> **Description of the task**
Make an exact copy of the lines below.
────────────────────────────────────────
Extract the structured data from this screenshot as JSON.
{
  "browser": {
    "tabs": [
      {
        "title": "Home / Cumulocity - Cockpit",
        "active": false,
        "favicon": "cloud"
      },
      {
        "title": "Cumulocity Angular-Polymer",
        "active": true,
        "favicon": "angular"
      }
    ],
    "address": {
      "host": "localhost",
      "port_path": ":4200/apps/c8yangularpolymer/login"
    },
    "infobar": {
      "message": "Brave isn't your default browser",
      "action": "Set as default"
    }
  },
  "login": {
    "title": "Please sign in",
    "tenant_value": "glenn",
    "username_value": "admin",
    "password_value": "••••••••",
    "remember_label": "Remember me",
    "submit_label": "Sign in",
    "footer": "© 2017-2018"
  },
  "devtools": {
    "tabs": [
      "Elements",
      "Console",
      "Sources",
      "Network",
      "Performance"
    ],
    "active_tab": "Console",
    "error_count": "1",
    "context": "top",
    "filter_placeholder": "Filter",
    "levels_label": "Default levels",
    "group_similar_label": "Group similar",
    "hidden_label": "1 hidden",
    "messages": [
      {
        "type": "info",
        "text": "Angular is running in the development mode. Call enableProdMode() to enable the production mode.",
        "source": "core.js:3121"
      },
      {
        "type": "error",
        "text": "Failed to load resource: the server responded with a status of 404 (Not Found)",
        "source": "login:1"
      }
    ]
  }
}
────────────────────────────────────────
> **Exercise solution**
Extract the structured data from this screenshot as JSON.
{
  "browser": {
    "tabs": [
      {
        "title": "Home / Cumulocity - Cockpit",
        "active": false,
        "favicon": "cloud"
      },
      {
        "title": "Cumulocity Angular-Polymer",
        "active": true,
        "favicon": "angular"
      }
    ],
    "address": {
      "host": "localhost",
      "port_path": ":4200/apps/c8yangularpolymer/login"
    },
    "infobar": {
      "message": "Brave isn't your default browser",
      "action": "Set as default"
    }
  },
  "login": {
    "title": "Please sign in",
    "tenant_value": "glenn",
    "username_value": "admin",
    "password_value": "••••••••",
    "remember_label": "Remember me",
    "submit_label": "Sign in",
    "footer": "© 2017-2018"
  },
  "devtools": {
    "tabs": [
      "Elements",
      "Console",
      "Sources",
      "Network",
      "Performance"
    ],
    "active_tab": "Console",
    "error_count": "1",
    "context": "top",
    "filter_placeholder": "Filter",
    "levels_label": "Default levels",
    "group_similar_label": "Group similar",
    "hidden_label": "1 hidden",
    "messages": [
      {
        "type": "info",
        "text": "Angular is running in the development mode. Call enableProdMode() to enable the production mode.",
        "source": "core.js:3121"
      },
      {
        "type": "error",
        "text": "Failed to load resource: the server responded with a status of 404 (Not Found)",
        "source": "login:1"
      }
    ]
  }
}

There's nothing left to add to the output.